Photo being transferred over WiFi (an application running in the background on your PC with its icon on the taskbar takes care of this):

The photo itself (of a laptop RAM module):

Nokion D40x Loaded with an's are available in many variations, some can upload photos directly to flickr/picasa, others can transfer videos and raw files. You can check out their website to see which options suit you best. In our case, the simplest one which could transfer pictures to a PC was all that was needed.

2) The digital lights, boom and a wireless trigger!
Since I knew zilch about professional studio equipment, I turned to a friend of mine. Tejal and I were classmates for 4 years at our undergrad college - Vivekanand. Tejal works with her dad who is a professional photographer and has his own studio. I had been pestering her to allow me to install an card in one or more of her cameras (and a wifi router) at her studios to ease their workflow and to help me buy equipment for my own customized mini studio. So we set out to upgrade her sudio and setup my own. After looking at the products whose photos I wanted to take, Tejal's dad suggested that a pair of digital studio lights would do the trick. So they graciously agreed to help me with that, and after they were done, I had a complete mini-studio at my workplace.
They got me two digital lights:

And a super-boom to hold the camera in place in case I needed to take shots from vertically up. I got a low but wide plastic table and put a white plastic sheet (which Tejal and uncle had got for me too) over it to form a nice tabletop on which I would the stuff I wanna take photos of. The super-boom was mounted on a thick stainless steel pipe which could be rotated sideways along the vertical axis. Since the super-boom was heavy, we had to add an extra piece of support midway. The whole setup finally looked like this:

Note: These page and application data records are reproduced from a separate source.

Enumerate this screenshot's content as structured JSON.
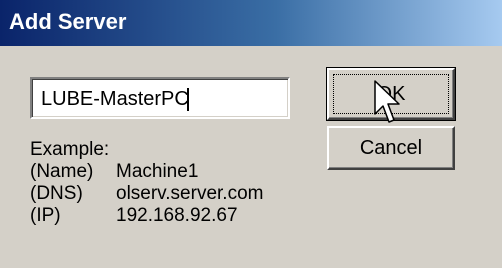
{
  "window": {
    "title": "Add Server"
  },
  "server_input": {
    "value": "LUBE-MasterPC"
  },
  "buttons": {
    "ok_label": "OK",
    "cancel_label": "Cancel"
  },
  "example": {
    "heading": "Example:",
    "rows": [
      {
        "tag": "(Name)",
        "value": "Machine1"
      },
      {
        "tag": "(DNS)",
        "value": "olserv.server.com"
      },
      {
        "tag": "(IP)",
        "value": "192.168.92.67"
      }
    ]
  },
  "colors": {
    "titlebar_start": "#0a246a",
    "titlebar_end": "#a6caf0",
    "dialog_face": "#d4d0c8"
  },
  "icons": {
    "pointer": "mouse-pointer-icon"
  }
}
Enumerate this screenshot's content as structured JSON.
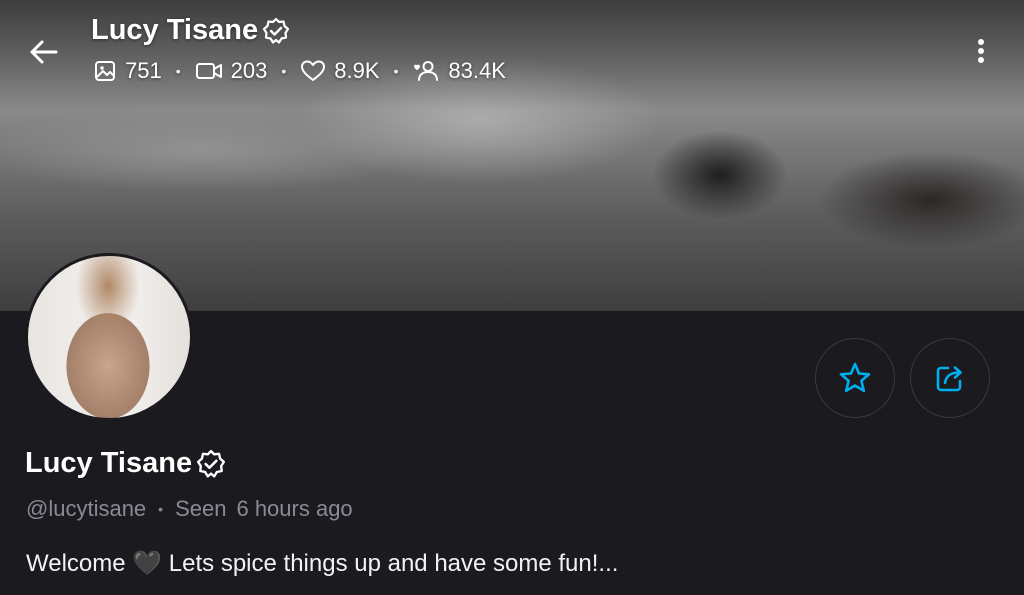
{
  "header": {
    "title": "Lucy Tisane",
    "stats": {
      "photos": "751",
      "videos": "203",
      "likes": "8.9K",
      "fans": "83.4K"
    }
  },
  "profile": {
    "name": "Lucy Tisane",
    "handle": "@lucytisane",
    "seen_label": "Seen",
    "seen_value": "6 hours ago",
    "bio": "Welcome 🖤 Lets spice things up and have some fun!..."
  },
  "icons": {
    "back": "arrow-left-icon",
    "verified": "verified-badge-icon",
    "photos": "image-icon",
    "videos": "video-icon",
    "likes": "heart-icon",
    "fans": "users-icon",
    "more": "more-vertical-icon",
    "favorite": "star-icon",
    "share": "share-icon"
  },
  "colors": {
    "background": "#1b1a1f",
    "accent": "#00aff0",
    "muted_text": "#8a8a96"
  }
}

One very important piece of equipment which Tejal and her dad got me was the wireless trigger. The system has two parts, one of them fits over the camera (the socket which is meant for attaching a flash), and the other sits on one of the studio lights (connected in series with the power supply to the light). When you click a picture, the module sitting over the camera wirelessly sends a signal to the receiver connected to one of the lights. The receiver fires the flash trigger of the light to which it is connected. The optical sensor on the second studio light senses the flash from first light and triggers its own flash. The DIP switches on the wireless trigger system allow addressability - so in effect if u have a huge studio with multiple people working, you can have upto 4 wireless trigger systems working simultaneously without cross triggering each other.

Wireless trigger transmitter:

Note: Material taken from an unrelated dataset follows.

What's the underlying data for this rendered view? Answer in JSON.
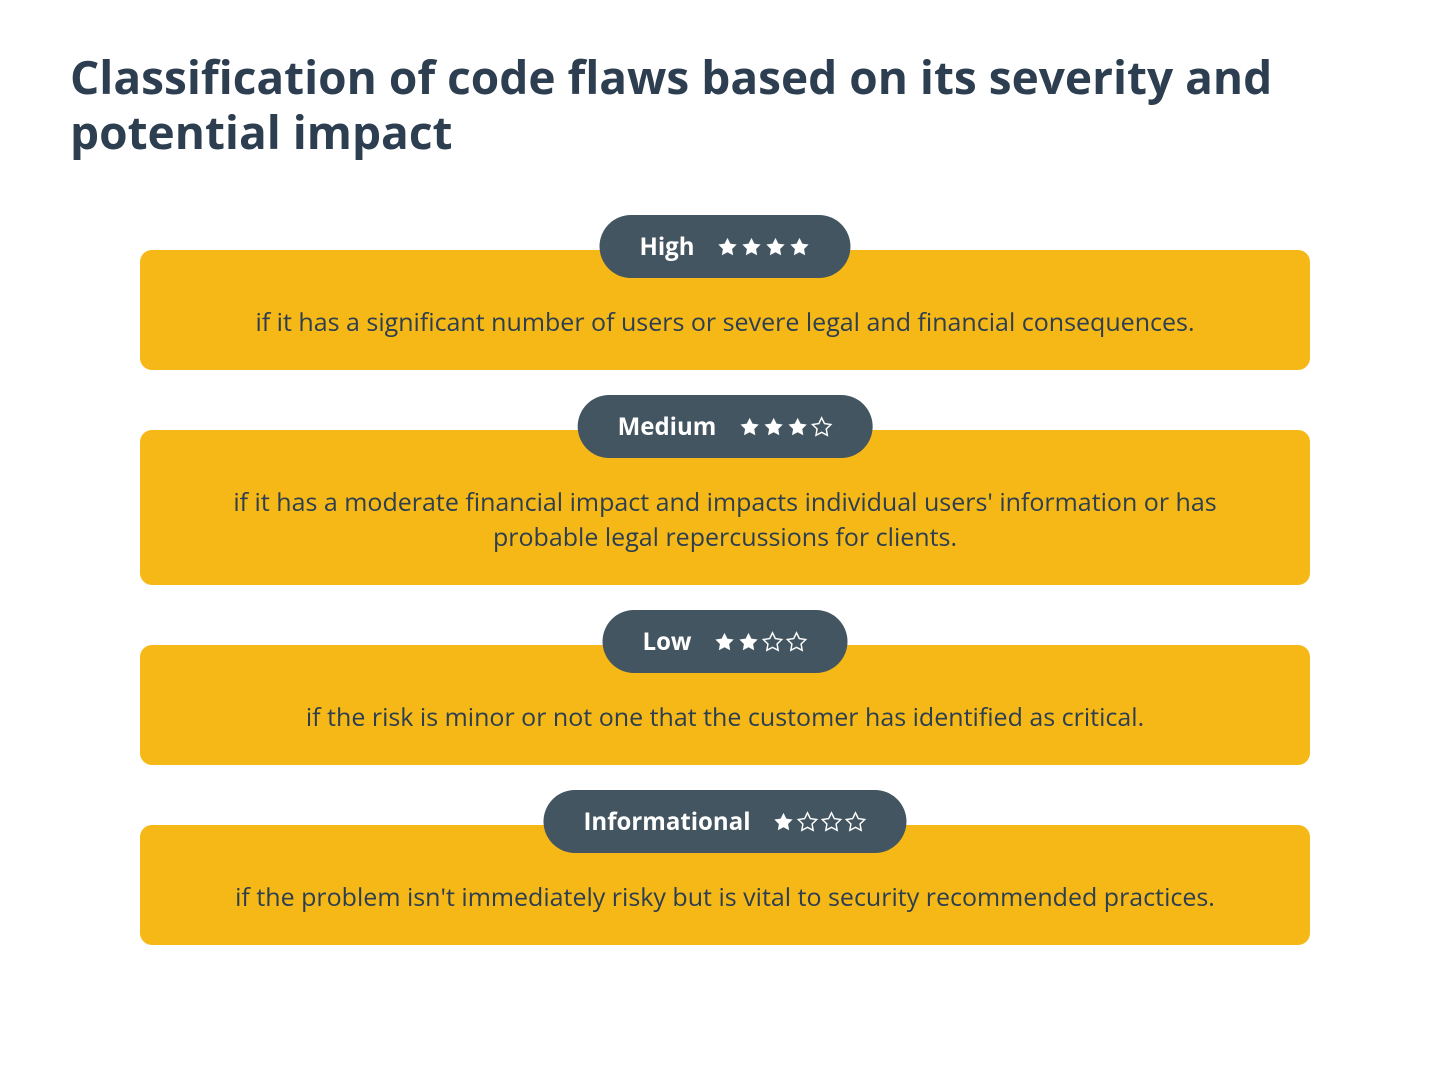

Wireless trigger receiver:

3) The Infrared Remote camera trigger
There is an optional accessory which one can buy for Nikon D40x, its an infrared remote control (called ML-L3) for triggering the camera to click a picture from a distance. This is specially useful if you have mounted the camera on a tripod with an intention of clicking picture with yourself in it. So I asked Tejal's dad to get me one.

After the whole setup was done, I couldn't help but grin - pondering over the seemingly magic created by the convergence of technologies:

I use an infrared remote control to WIRELESSLY trigger the camera which clicks a photos while simultaneously triggering the studio lights WIRELESSLY using RF. The photo itself is then WIRELESSLY transmitted to my desktop computer sitting next door using WiFi!. The photo appears on my laptop sitting in the studio over a Network Share accessed WIRELESSLY over WiFi - What Fun!

Clicking crisp photos of electronics has become a pleasant and fun experience. The photos put up for the UNIBlocks at have all been taken by this setup. Here are a few samples:
(Thank you Tejal, and thank you Uncle for making this happen!)

If your camera uses a CompactFlash Card instead of an SD Card, consider acquiring
Synchrotech's CFMulti CompactFlash Type II to Eye-Fi™ + Multi-Card Adapter (link):